CARDIA Study: Coronary Artery Risk Development In Young Adults (CARDIA). A study designed to increase understanding of contributors to changes in cardiovascular disease (CVD) risk factors during the critical years of transition from adolescence through young adulthood to middle age.

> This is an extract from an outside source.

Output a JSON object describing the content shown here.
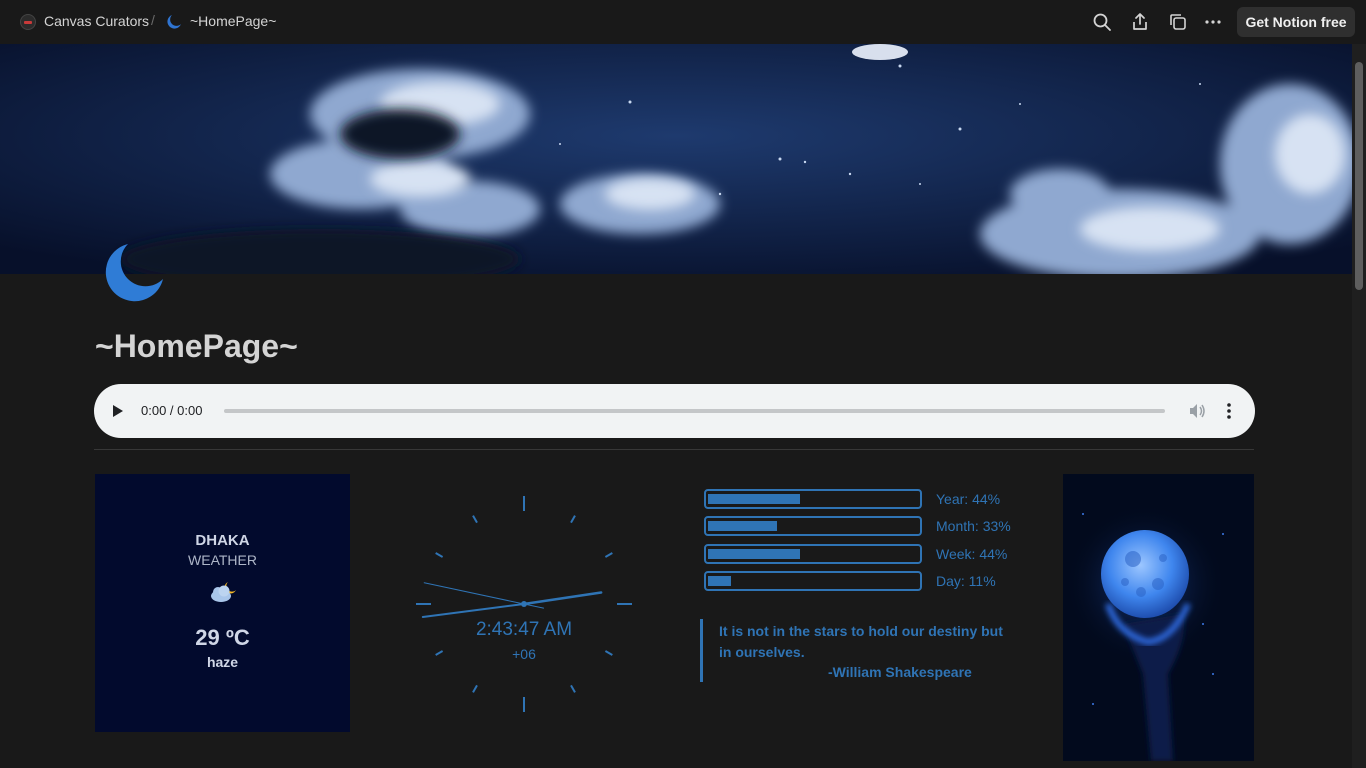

CARDIA was funded by National Heart, Lung, and Blood Institute (NHLBI), a part of the National Institutes of Health (NIH).

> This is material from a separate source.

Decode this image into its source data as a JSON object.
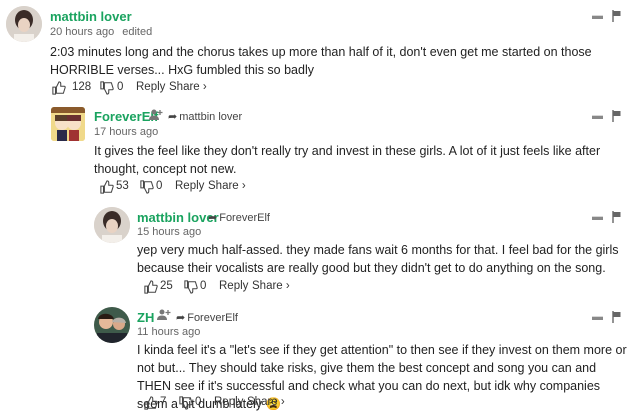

The original objectives of CARDIA were to document levels of risk factors for coronary artery disease and potential determinants of these risk factors in young adults; to study the interrelationships of risk factors and lifestyles and to document behavioral and environmental changes during the transition from adolescence to middle age; to compare cross-sectional and longitudinal data on age-related trends in cardiovascular disease risk factors; and to compare levels and evolution of risk factors between men and women, blacks and whites, and in groups of differing socioeconomic status.
The goals of CARDIA have evolved to emphasize understanding determinants of left ventricular mass, emerging obesity and hypertension, and sequelae of hypertension in pregnancy. CARDIA is a population-based observational study of 5,115 black and white mena and women participants aged 18-30 years recruited in 1985-1986. The sample was designed to achieve approximately balanced subgroups of race, gender, education (high school or less and more than high school) and age (18-24 and 25-30). Forty percent of the cohort had no more than a high school education. A second examination (1987-1988), third (1990-1991), fourth (1992-1993), fifth (1995-1996), and sixth examinations (2000-2001) have been completed in the cohort.
In addition to standard measurements of blood pressure, anthropometry, blood lipids, smoking behavior, physical activity, diet, pulmonary function, and many psychological factors, CARDIA has other included measurements (in subsets or in the full cohort) to obtain unique information on other aspects of risk factor development and early morbidity. These have included: graded exercise treadmill testing; echocardiography, particularly for measurement of left ventricular mass; cardiovascular reactivity; serum cotinine; Lp(a), apoE phenotype, apolipoprotein A1 and B; homocysteine; skin reflectance; body composition by dual X-ray absorptiometry; glucose tolerance testing; vascular resistance and compliance; and plasma renin activity and sympathetic nervous system activity.